Georgia’s architecture represents culture, which had been developing for centuries. There is not a single part of the country without the ancient buildings, sites of ancient towns or villages, churches, castles, bridges of the pre-antique period or the Middle Ages. Georgian Architecture has been influenced by many civilizations. There are several different architectural styles for castles, towers, fortifications and churches. The Upper Svaneti fortifications, and the castle town of Shatili in Khevsureti, are some of the finest examples of medieval Georgian castle architecture.
Georgian ecclesiastical art is one of the most fascinating aspects of Georgian Christian architecture, which combines classical dome style with original basilica style forming what is known as the Georgian cross-dome style. Cross-dome architecture developed in Georgia during the 9th century. Before that, the most Georgian churches were basilicas.
“Jvari” Cathedral in Mtskheta (586-604) is one of the masterpieces of Georgian and world architecture. Not only the harmonious balance of the parts and harmony with the surrounding nature are achieved, but the artistic solution of the inner space and facades is in harmony as well, which was unknown to the architecture of the majority of the Georgian and of other regions of Christendom of previous centuries.

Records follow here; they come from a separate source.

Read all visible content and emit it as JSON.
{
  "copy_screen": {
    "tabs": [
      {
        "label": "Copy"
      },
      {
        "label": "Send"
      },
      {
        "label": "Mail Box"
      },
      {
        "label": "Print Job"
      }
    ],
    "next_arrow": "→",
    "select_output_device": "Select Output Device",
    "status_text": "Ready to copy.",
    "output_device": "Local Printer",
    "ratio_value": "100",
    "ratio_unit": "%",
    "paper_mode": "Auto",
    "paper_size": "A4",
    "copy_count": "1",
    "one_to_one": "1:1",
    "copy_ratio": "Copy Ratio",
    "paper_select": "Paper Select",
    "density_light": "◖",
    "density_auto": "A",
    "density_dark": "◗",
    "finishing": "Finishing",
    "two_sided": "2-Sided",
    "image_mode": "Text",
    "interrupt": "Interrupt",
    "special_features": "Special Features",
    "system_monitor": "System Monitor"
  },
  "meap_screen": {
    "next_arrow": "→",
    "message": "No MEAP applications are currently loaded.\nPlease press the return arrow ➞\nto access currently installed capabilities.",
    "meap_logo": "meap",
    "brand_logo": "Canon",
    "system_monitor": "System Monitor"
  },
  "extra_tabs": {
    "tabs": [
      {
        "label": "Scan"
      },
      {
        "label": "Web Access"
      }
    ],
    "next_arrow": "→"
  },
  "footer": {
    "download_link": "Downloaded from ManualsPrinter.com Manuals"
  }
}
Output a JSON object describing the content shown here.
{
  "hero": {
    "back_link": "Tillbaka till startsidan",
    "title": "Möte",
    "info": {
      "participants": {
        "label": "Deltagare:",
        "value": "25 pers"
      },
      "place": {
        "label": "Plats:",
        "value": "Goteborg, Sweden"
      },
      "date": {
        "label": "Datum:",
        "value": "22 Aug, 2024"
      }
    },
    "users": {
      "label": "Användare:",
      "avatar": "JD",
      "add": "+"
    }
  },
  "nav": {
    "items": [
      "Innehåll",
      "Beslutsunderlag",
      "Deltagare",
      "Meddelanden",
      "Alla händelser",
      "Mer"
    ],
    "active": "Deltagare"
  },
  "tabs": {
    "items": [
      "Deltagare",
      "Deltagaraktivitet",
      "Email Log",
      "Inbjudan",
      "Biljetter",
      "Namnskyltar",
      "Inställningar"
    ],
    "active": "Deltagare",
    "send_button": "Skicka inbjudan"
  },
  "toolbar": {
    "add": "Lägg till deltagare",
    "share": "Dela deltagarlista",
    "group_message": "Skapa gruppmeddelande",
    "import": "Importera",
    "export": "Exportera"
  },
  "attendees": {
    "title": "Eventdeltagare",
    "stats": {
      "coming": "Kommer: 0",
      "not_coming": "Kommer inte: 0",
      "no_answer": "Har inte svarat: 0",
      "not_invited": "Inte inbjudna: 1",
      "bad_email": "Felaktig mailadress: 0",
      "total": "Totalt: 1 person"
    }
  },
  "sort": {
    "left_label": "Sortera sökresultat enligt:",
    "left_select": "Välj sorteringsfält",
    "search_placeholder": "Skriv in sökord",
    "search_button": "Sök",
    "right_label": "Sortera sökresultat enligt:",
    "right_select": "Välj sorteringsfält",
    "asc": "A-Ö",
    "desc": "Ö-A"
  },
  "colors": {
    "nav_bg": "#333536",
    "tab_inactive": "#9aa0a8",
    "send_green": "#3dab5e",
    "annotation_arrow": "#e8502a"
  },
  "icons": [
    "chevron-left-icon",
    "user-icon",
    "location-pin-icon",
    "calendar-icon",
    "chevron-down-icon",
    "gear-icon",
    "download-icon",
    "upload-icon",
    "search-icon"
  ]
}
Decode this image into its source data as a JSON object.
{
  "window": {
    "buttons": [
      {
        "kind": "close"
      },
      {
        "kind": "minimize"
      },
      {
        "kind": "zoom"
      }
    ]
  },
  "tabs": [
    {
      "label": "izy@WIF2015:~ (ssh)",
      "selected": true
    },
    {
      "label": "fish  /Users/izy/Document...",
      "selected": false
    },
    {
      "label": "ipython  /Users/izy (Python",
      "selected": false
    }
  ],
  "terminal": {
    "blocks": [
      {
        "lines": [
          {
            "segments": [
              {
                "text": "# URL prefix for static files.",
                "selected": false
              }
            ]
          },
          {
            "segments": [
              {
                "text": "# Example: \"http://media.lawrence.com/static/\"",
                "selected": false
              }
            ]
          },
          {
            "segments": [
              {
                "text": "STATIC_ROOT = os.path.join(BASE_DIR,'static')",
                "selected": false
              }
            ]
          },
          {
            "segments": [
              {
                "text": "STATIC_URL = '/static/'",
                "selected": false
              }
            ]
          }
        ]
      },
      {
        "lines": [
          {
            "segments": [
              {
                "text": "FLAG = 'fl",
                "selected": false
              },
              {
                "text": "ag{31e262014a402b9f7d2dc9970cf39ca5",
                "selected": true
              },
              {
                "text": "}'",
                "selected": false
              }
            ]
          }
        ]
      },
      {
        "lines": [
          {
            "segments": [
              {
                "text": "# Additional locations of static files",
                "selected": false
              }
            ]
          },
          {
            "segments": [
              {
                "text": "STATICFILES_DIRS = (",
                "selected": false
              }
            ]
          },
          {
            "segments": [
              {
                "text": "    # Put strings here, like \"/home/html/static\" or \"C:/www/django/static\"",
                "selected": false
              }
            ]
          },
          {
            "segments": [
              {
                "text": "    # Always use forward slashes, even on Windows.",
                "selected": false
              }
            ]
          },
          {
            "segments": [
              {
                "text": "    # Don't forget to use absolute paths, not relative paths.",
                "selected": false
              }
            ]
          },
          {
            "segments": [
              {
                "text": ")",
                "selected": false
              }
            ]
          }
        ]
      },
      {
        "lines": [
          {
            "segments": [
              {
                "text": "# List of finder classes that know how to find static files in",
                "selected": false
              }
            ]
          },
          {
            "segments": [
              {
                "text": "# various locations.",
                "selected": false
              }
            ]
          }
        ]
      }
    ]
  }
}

The architecture of south-western Georgia appeared to be especially advanced, the churches here, which were often commissioned by the members of the powerful Bagrationi Royal House, are the best proofs of the achievement of the art of those times (Oskhi, Khakhuli or Tbeti domed churches, the basilicas of Otkhta and Parkhli, and etc.).
The 17th-l 8th century Tbilisi royal palaces must have been built in the Persian style. And yet it is in secular, or rather “semi-secular” buildings that the vivid creative skill is visible more distinctly.